EXERCISE GOAL - Set all of the entries down again precisely as they are written.

#### RECORDS FOR PROCESSING ####

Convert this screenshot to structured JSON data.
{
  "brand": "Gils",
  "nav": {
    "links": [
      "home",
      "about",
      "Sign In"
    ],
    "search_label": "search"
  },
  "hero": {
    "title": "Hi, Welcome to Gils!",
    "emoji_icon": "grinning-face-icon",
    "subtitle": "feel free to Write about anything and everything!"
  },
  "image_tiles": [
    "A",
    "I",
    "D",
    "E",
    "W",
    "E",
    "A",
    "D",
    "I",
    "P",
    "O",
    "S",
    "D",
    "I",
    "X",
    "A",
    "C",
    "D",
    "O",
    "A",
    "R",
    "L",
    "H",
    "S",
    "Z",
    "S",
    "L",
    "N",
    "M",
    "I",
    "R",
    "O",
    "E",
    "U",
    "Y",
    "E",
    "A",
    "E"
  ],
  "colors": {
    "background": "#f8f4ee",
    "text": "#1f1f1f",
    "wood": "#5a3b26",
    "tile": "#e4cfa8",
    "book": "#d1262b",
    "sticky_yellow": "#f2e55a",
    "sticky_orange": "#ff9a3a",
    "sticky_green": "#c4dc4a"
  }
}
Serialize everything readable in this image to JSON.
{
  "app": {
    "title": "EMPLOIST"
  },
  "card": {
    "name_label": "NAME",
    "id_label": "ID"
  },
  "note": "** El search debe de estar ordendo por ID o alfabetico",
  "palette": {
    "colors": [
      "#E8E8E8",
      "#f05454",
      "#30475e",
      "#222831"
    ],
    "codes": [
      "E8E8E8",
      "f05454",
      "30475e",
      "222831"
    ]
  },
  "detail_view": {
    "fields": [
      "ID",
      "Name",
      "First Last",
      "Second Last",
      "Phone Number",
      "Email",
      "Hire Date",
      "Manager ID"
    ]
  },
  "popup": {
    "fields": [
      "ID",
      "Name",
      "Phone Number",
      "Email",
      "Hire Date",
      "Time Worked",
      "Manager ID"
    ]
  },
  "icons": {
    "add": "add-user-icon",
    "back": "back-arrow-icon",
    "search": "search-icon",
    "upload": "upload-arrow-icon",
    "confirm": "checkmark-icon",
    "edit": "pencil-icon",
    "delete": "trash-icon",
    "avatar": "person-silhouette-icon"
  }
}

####

EXERCISE SOLUTION -
Convert this screenshot to structured JSON data.
{
  "brand": "Gils",
  "nav": {
    "links": [
      "home",
      "about",
      "Sign In"
    ],
    "search_label": "search"
  },
  "hero": {
    "title": "Hi, Welcome to Gils!",
    "emoji_icon": "grinning-face-icon",
    "subtitle": "feel free to Write about anything and everything!"
  },
  "image_tiles": [
    "A",
    "I",
    "D",
    "E",
    "W",
    "E",
    "A",
    "D",
    "I",
    "P",
    "O",
    "S",
    "D",
    "I",
    "X",
    "A",
    "C",
    "D",
    "O",
    "A",
    "R",
    "L",
    "H",
    "S",
    "Z",
    "S",
    "L",
    "N",
    "M",
    "I",
    "R",
    "O",
    "E",
    "U",
    "Y",
    "E",
    "A",
    "E"
  ],
  "colors": {
    "background": "#f8f4ee",
    "text": "#1f1f1f",
    "wood": "#5a3b26",
    "tile": "#e4cfa8",
    "book": "#d1262b",
    "sticky_yellow": "#f2e55a",
    "sticky_orange": "#ff9a3a",
    "sticky_green": "#c4dc4a"
  }
}
Serialize everything readable in this image to JSON.
{
  "app": {
    "title": "EMPLOIST"
  },
  "card": {
    "name_label": "NAME",
    "id_label": "ID"
  },
  "note": "** El search debe de estar ordendo por ID o alfabetico",
  "palette": {
    "colors": [
      "#E8E8E8",
      "#f05454",
      "#30475e",
      "#222831"
    ],
    "codes": [
      "E8E8E8",
      "f05454",
      "30475e",
      "222831"
    ]
  },
  "detail_view": {
    "fields": [
      "ID",
      "Name",
      "First Last",
      "Second Last",
      "Phone Number",
      "Email",
      "Hire Date",
      "Manager ID"
    ]
  },
  "popup": {
    "fields": [
      "ID",
      "Name",
      "Phone Number",
      "Email",
      "Hire Date",
      "Time Worked",
      "Manager ID"
    ]
  },
  "icons": {
    "add": "add-user-icon",
    "back": "back-arrow-icon",
    "search": "search-icon",
    "upload": "upload-arrow-icon",
    "confirm": "checkmark-icon",
    "edit": "pencil-icon",
    "delete": "trash-icon",
    "avatar": "person-silhouette-icon"
  }
}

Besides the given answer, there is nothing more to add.